After our cold weather spell last week the temps are back in the mid 70's again. I have a hard time staying inside when it is so nice out. So, I spent some time cleaning up the yard. We had a few over sized boxes that needed to get broken down and put in the Suburban to take to recycling on our trip into town tomorrow. There were some broken toys and the small wading pool had cracks in it so it had to go. Some of the pool items needed to be gathered up and put away for the season (we drained the pool the beginning of October). Other items needed to be moved off the deck and down to the work shed. Not a lot of effort made a big difference in the yard.

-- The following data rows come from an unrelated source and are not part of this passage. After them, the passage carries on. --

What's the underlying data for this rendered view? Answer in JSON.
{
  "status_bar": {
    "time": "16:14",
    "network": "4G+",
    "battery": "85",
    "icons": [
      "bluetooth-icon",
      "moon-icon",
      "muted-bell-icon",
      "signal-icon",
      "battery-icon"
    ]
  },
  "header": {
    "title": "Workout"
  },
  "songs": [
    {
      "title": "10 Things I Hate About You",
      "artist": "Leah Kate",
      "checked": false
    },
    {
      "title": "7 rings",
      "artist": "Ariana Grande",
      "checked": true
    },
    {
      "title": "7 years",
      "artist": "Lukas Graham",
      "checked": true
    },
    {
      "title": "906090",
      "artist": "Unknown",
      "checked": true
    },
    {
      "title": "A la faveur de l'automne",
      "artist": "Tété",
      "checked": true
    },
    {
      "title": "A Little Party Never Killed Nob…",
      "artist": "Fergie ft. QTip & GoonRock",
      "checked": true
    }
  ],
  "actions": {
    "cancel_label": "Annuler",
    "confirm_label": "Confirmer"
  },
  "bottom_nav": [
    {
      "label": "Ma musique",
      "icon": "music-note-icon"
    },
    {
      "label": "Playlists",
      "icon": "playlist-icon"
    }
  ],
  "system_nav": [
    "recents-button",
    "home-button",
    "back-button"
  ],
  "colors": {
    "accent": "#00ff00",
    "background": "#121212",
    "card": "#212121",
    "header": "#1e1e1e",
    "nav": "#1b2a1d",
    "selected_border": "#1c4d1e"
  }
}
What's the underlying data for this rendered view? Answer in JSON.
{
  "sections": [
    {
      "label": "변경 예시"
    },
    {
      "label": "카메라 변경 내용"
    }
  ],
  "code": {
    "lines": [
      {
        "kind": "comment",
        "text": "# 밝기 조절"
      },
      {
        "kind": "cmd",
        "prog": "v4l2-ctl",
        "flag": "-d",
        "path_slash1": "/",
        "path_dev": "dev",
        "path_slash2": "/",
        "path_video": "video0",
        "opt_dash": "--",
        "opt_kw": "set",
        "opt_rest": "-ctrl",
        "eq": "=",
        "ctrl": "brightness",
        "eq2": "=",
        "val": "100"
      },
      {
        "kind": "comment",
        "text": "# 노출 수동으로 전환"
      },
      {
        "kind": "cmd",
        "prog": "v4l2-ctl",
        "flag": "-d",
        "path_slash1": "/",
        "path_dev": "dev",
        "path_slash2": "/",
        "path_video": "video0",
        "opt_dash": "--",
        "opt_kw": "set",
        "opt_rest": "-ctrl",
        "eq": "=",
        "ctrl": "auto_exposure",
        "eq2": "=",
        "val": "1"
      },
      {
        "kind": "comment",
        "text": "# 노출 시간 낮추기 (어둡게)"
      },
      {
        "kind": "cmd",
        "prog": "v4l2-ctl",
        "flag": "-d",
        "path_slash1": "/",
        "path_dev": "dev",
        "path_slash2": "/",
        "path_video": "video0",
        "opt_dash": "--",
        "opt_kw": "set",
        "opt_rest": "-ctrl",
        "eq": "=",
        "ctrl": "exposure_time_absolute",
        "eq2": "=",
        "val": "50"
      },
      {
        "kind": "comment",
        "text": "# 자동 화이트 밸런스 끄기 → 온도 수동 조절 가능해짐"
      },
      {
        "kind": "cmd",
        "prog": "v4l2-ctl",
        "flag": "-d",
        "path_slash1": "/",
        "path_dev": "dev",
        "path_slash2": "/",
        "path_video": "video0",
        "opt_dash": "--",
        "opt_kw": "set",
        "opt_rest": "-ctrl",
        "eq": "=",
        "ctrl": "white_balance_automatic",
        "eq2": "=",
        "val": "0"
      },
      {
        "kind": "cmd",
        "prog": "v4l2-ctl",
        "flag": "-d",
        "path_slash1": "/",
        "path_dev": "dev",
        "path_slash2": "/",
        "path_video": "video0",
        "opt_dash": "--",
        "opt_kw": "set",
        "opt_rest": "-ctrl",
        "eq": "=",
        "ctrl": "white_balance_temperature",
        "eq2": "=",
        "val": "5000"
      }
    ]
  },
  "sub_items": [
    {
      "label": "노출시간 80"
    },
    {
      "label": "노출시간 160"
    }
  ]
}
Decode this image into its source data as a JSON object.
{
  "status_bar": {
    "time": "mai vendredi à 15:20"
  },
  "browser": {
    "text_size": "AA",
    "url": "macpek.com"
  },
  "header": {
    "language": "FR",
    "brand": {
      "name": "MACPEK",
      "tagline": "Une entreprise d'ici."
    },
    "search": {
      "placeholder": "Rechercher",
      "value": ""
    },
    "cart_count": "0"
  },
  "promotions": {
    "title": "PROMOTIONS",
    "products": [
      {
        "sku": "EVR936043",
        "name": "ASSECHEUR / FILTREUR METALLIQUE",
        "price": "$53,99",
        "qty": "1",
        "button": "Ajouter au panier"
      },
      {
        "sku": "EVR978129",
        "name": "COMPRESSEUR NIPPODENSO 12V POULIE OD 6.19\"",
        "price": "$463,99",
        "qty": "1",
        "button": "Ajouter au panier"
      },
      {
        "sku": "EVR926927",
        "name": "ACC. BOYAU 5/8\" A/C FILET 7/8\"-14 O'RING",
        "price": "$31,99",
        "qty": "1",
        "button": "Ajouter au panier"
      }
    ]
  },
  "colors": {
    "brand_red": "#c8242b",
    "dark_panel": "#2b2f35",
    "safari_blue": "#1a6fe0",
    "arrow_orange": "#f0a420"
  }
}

Took a break for a light lunch which the kids and I ate out on the deck it was so nice. The kids and I then took the tractor into our woods and brought out three tractor bucket fulls of cut fire wood. Neil had cut to length a bunch of down trees to burn but ended up leaving them where they fell do to lack of time. We gathered some up, brought it up to the house and got it all split and stacked under the deck. It will be enough for a few weeks at least. I will keep working on the fire wood project on the nice days and try to stay ahead of what I burn.

Oh, and since the weather was so nice I had the door off the deck open all day so the cats could come out and explore if they wanted too. Jet, the large and braver of the two, came out for quite a while and wandered about. He was quick to dart back inside if anything startled him though. Fringe I never saw outside but he might have come out when we were down in the woods.

Just a nice day to be outside working today.

Saturday, November 01, 2008

Chicken Little

I was doing my normal chores in the barn this morning when I heard the muffled sound of a baby chick. I knew I had two ducks setting on eggs by the hay bales in the barn so I went over to investigate. I lifted the first duck and there tucked in beside 6 duck eggs was a single chicken chick. Muscovy duck eggs incubate for 35 days while chicken eggs only take 21 days so I knew that mother duck was going to be stuck on her remaining eggs for another 14 days. The little chicken chick could not stay under mother duck all that time.

I removed the chick and with a lack of a better place to put it (it is getting too cool in the chicken coop at night for a single chick with no mother) I set up a box in the house for it. It will have to stay here in the house until it is old enough to regulate it's own temperature and can move out to the barn. A put the box in the bathroom to keep it safe from our new cats. I don't want them to get a taste for young chickens!